TASK REQUIREMENTS: Character for character, write out the data below.

DATA FOR THIS TASK:
********

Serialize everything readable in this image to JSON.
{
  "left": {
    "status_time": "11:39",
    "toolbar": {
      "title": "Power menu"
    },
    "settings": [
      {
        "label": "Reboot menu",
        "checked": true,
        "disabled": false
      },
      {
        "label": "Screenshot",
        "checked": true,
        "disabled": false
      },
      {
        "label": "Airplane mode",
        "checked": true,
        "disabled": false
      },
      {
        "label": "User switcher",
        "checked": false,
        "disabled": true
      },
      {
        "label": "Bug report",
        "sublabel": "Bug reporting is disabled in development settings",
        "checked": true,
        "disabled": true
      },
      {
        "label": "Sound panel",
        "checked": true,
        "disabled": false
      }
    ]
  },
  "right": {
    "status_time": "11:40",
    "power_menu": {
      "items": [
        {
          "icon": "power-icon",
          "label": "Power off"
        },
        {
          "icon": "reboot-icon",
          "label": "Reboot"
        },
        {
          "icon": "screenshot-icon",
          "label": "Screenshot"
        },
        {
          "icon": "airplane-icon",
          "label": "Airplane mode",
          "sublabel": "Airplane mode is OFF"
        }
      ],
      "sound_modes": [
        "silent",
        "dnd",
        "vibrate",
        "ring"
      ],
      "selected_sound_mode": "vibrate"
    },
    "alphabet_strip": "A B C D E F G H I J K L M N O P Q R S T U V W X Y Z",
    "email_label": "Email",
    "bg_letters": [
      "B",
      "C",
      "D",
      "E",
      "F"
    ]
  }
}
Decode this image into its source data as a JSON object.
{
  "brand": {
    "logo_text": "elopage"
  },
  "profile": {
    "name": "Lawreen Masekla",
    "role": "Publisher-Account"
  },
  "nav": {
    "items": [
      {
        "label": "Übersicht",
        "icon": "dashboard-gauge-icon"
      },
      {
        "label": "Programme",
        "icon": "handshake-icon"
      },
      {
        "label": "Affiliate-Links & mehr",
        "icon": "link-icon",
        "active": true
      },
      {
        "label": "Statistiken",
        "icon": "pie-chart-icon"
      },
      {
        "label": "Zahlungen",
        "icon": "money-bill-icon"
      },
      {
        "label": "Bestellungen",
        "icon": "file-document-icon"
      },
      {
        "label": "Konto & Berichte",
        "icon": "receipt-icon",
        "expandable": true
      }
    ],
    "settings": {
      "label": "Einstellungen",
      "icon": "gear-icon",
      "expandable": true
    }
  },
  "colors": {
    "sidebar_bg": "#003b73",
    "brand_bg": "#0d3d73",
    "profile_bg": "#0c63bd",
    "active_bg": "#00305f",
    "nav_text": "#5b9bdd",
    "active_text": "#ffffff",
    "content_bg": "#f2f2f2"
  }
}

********

THE COMPLETED TASK:
Serialize everything readable in this image to JSON.
{
  "left": {
    "status_time": "11:39",
    "toolbar": {
      "title": "Power menu"
    },
    "settings": [
      {
        "label": "Reboot menu",
        "checked": true,
        "disabled": false
      },
      {
        "label": "Screenshot",
        "checked": true,
        "disabled": false
      },
      {
        "label": "Airplane mode",
        "checked": true,
        "disabled": false
      },
      {
        "label": "User switcher",
        "checked": false,
        "disabled": true
      },
      {
        "label": "Bug report",
        "sublabel": "Bug reporting is disabled in development settings",
        "checked": true,
        "disabled": true
      },
      {
        "label": "Sound panel",
        "checked": true,
        "disabled": false
      }
    ]
  },
  "right": {
    "status_time": "11:40",
    "power_menu": {
      "items": [
        {
          "icon": "power-icon",
          "label": "Power off"
        },
        {
          "icon": "reboot-icon",
          "label": "Reboot"
        },
        {
          "icon": "screenshot-icon",
          "label": "Screenshot"
        },
        {
          "icon": "airplane-icon",
          "label": "Airplane mode",
          "sublabel": "Airplane mode is OFF"
        }
      ],
      "sound_modes": [
        "silent",
        "dnd",
        "vibrate",
        "ring"
      ],
      "selected_sound_mode": "vibrate"
    },
    "alphabet_strip": "A B C D E F G H I J K L M N O P Q R S T U V W X Y Z",
    "email_label": "Email",
    "bg_letters": [
      "B",
      "C",
      "D",
      "E",
      "F"
    ]
  }
}
Decode this image into its source data as a JSON object.
{
  "brand": {
    "logo_text": "elopage"
  },
  "profile": {
    "name": "Lawreen Masekla",
    "role": "Publisher-Account"
  },
  "nav": {
    "items": [
      {
        "label": "Übersicht",
        "icon": "dashboard-gauge-icon"
      },
      {
        "label": "Programme",
        "icon": "handshake-icon"
      },
      {
        "label": "Affiliate-Links & mehr",
        "icon": "link-icon",
        "active": true
      },
      {
        "label": "Statistiken",
        "icon": "pie-chart-icon"
      },
      {
        "label": "Zahlungen",
        "icon": "money-bill-icon"
      },
      {
        "label": "Bestellungen",
        "icon": "file-document-icon"
      },
      {
        "label": "Konto & Berichte",
        "icon": "receipt-icon",
        "expandable": true
      }
    ],
    "settings": {
      "label": "Einstellungen",
      "icon": "gear-icon",
      "expandable": true
    }
  },
  "colors": {
    "sidebar_bg": "#003b73",
    "brand_bg": "#0d3d73",
    "profile_bg": "#0c63bd",
    "active_bg": "#00305f",
    "nav_text": "#5b9bdd",
    "active_text": "#ffffff",
    "content_bg": "#f2f2f2"
  }
}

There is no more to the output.